The Qal'at al-Bahrain (Arabic: قلعة البحرين; Portuguese: Forte de Barém), also known as the Bahrain Fort or Portuguese Fort, is an archaeological site located in Bahrain. Archaeological excavations carried out since 1954 have unearthed antiquities from an artificial mound of 12 m (39 ft) height containing seven stratified layers, created by various occupants from 2300 BC up to the 18th century, including Kassites, Greeks, Portuguese and Persians. It was once the capital of the Dilmun civilization and was inscribed as a UNESCO World Heritage Site in 2005. The fort and the tell Qal'at al-Bahrain is built on, are located on the Bahrain island, on the northern seashore. On a clear day it is also seen from Saar. It stands like a "sentinel" near Manama, the capital of Bahrain; it is 6 km (4 mi) away from Manama on the fertile north coast. The tell is the largest in the Persian Gulf region and was built close to the port and by reclamation of seashore land. The archaeological findings, which are unearthed in the fort,reveal much about the history of the country. The area is thought to have been occupied for about 5000 years and contains a valuable insight into the Copper and Bronze Ages of Bahrain. The first Bahrain Fort was built around three thousand years ago, on the northeastern peak of Bahrain Island. The present fort dates from the sixth century AD. The capital of the Dilmun civilization, Dilmun was, according to the Epic of Gilgamesh, the "land of immortality", the ancestral place of Sumerians and a meeting point of gods. The site, 17.5 hectares in area, has been termed as Bahrain's "most important site in antiquity". The first excavation at the site was carried out by a Danish archaeological expedition led by Geoffrey Bibby between 1954 and 1972 on behalf of the Prehistoric Museum of Moesgaard. A few, undated but Kassite era, cuneiform tablets were found. Beginning in the 1970s, a French expedition from the National Centre for Scientific Research worked the site. About 50 tablets were uncovered. Three of them were dated to the reign of a Kassite king named Agum, believed to be Agum III. Since 1987 Danish and Bahrain archaeologists have excavated at the site.

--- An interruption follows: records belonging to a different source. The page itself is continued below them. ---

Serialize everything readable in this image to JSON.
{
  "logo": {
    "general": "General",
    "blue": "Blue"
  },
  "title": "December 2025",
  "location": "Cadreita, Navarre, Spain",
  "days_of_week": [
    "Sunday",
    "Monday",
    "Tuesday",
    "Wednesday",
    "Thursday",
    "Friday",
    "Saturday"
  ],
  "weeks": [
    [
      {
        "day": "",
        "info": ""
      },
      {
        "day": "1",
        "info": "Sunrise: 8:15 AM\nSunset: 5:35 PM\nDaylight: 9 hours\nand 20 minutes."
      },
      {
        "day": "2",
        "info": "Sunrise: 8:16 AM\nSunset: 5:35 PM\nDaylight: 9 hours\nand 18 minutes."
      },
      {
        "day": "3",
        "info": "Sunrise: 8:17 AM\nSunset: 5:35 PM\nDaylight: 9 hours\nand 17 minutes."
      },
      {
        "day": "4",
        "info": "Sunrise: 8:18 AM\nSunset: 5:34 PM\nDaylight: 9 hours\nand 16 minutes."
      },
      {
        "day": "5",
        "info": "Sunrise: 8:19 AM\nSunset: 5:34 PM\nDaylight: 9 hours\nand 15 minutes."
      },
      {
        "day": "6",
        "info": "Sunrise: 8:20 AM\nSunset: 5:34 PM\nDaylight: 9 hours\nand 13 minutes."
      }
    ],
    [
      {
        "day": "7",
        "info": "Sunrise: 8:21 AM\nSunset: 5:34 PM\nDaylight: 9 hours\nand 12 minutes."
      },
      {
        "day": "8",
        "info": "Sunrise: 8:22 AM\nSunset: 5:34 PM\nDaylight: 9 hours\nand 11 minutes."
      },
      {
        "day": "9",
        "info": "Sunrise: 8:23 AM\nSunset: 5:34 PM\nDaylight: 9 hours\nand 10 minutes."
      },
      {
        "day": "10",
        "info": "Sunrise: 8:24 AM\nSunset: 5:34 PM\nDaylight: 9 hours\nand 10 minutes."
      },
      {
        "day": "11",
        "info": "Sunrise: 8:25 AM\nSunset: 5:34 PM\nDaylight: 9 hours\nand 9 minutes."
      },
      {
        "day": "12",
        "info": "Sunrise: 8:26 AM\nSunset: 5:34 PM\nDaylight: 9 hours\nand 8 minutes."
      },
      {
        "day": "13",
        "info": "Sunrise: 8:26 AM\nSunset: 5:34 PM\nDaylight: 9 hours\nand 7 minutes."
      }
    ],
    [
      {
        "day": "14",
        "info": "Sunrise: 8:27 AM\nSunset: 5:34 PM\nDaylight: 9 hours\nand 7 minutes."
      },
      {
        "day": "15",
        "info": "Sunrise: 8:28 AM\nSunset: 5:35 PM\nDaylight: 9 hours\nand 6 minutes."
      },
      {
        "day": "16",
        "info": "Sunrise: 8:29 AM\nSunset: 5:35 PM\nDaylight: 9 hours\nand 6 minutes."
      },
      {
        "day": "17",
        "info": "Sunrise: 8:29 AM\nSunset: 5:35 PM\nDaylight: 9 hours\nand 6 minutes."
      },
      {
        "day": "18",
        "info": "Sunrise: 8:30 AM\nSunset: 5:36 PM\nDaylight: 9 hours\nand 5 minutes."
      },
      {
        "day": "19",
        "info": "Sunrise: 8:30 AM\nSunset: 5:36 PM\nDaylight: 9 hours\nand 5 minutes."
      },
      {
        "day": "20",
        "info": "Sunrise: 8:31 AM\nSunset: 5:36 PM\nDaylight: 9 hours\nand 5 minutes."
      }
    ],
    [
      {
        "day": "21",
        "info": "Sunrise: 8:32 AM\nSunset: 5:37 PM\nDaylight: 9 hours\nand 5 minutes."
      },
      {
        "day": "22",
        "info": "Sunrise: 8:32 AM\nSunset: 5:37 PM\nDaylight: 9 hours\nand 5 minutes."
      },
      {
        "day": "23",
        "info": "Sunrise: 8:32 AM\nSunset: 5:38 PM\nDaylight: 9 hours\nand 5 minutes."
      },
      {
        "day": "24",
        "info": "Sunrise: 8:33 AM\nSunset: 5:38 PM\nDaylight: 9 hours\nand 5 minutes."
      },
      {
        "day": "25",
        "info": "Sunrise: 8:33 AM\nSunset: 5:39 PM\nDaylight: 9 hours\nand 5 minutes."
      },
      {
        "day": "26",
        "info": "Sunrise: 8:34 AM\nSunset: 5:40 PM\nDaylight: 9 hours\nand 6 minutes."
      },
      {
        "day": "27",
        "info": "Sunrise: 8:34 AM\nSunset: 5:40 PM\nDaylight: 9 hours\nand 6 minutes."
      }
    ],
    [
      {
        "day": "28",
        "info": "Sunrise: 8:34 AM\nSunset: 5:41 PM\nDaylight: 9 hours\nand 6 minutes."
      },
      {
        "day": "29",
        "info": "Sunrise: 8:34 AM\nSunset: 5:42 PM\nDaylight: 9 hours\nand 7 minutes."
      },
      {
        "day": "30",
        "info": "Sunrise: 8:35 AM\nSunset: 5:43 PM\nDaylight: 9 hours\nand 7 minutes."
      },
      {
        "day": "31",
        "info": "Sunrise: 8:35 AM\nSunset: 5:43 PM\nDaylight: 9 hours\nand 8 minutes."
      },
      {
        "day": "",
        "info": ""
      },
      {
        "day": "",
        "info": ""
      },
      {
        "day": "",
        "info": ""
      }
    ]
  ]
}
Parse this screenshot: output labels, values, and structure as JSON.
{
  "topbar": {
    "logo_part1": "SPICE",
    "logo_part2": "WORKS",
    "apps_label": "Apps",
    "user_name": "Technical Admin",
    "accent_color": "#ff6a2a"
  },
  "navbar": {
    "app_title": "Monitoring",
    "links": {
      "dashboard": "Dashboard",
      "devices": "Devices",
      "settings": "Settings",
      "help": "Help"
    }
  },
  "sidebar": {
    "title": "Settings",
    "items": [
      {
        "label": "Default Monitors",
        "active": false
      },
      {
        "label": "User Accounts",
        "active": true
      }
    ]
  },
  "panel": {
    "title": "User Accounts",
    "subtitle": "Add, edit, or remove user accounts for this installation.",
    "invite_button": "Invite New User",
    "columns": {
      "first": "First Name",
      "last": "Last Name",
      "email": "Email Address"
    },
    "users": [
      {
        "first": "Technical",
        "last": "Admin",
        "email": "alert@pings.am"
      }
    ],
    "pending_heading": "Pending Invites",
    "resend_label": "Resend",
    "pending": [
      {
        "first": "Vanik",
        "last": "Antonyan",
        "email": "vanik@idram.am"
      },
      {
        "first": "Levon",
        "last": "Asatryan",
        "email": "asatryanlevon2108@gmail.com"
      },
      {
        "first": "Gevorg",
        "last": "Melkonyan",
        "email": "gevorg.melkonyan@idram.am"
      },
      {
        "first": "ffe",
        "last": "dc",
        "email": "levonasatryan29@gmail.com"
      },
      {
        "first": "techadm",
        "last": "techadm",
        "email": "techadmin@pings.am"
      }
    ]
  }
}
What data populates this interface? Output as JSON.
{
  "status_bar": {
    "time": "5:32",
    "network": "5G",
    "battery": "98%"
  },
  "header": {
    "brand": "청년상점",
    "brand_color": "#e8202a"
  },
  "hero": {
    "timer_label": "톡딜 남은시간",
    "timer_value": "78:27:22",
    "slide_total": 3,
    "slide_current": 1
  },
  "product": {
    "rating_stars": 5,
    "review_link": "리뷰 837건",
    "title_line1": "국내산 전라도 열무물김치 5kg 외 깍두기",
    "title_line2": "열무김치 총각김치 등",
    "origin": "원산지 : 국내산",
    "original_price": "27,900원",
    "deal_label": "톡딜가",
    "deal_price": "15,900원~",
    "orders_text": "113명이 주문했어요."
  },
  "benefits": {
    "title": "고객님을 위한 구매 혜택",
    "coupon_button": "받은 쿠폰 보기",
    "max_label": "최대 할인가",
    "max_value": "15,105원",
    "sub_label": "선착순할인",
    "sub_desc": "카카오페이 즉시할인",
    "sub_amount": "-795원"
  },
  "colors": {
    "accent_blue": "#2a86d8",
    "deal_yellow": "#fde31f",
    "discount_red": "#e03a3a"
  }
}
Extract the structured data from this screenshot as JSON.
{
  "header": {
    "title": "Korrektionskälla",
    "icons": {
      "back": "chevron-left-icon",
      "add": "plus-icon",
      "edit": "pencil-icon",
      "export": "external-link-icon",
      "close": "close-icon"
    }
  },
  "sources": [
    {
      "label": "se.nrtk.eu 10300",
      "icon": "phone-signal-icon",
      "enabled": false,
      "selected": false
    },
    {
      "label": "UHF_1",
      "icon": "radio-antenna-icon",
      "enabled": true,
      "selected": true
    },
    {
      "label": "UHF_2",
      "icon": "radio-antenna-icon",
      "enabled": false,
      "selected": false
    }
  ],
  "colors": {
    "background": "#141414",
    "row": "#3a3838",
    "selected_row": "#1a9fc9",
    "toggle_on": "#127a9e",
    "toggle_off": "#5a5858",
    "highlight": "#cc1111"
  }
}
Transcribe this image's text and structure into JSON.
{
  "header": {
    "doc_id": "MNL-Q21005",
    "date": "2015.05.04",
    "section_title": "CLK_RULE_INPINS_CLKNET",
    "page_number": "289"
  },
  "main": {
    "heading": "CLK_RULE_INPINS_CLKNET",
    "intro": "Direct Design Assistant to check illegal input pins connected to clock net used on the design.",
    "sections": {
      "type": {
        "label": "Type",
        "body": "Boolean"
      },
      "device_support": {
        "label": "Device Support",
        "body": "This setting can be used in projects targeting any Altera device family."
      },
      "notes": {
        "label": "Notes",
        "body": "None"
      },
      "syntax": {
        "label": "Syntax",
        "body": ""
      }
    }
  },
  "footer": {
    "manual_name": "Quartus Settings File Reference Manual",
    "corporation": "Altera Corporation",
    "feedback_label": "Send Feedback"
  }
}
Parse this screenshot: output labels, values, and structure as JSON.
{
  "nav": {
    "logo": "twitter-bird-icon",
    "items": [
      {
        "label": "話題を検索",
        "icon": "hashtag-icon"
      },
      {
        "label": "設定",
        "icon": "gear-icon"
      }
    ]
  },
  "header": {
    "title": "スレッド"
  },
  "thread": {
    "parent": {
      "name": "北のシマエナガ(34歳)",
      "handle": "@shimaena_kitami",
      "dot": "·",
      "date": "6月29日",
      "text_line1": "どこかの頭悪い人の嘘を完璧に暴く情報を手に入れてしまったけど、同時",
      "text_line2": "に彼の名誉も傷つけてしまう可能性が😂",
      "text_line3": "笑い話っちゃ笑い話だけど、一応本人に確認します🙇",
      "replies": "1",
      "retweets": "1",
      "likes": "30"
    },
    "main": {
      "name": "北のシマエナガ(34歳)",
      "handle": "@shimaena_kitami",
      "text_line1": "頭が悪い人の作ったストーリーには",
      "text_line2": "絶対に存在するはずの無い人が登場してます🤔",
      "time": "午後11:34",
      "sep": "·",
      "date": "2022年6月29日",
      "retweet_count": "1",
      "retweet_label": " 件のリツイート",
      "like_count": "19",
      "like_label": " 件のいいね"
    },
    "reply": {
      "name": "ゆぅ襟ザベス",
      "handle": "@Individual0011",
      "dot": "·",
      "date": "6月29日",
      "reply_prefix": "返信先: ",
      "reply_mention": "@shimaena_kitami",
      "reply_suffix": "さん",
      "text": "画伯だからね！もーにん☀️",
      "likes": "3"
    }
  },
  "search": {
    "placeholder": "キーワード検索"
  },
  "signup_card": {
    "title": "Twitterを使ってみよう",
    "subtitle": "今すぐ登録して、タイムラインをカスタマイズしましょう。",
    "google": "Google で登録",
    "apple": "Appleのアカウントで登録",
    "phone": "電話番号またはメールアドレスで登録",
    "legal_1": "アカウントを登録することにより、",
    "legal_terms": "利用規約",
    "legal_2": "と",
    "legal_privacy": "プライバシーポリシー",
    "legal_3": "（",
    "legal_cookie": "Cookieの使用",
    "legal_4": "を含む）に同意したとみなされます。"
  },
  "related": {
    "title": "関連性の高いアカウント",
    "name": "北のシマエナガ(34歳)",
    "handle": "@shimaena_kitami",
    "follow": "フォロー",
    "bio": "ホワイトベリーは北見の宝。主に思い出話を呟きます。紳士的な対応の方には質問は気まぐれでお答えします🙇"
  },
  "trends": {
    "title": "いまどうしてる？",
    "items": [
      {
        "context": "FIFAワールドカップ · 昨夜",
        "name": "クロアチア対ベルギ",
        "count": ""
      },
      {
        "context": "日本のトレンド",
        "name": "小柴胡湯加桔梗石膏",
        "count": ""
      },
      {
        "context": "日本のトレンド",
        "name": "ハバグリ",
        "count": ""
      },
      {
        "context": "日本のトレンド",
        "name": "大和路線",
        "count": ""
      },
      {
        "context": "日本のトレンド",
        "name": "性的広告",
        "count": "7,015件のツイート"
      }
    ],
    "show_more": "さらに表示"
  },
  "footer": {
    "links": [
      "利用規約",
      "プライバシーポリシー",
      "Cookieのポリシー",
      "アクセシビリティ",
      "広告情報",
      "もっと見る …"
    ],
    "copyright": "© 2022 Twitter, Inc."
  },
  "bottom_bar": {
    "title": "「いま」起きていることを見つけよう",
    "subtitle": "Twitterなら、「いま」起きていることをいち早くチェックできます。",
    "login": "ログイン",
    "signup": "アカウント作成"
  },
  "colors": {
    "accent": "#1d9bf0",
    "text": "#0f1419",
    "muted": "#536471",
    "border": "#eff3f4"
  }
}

The ruins of the Copper Age consists of two sections of the fortification wall surrounding streets and houses, and a colossal building on the edge of the moat of the Portuguese fort in the centre. Barbar pottery has been unearthed around the walls of the central building, dating back to the same age as the Barbar Temples, although some of the other pottery and range of unearthed artefacts indicated that they predated the temples, dating back to 3000 BC or later. Relics of copper and ivory provide an insight into ancient trade links. Many vessels have been unearthed on the site, and Danish excavations of the Palace of Uperi area revealed "snake bowls", sarcophagi, seals and a mirror, among other things. The excavations of the tel have revealed a small settlement, the only one of that period in eastern Arabia, on its northern side. It has been inferred that the village was settled by people who developed agriculture near the oasis, planted palm trees, tended cattle, sheep and goats and also ventured into fishing in the Arabian Sea.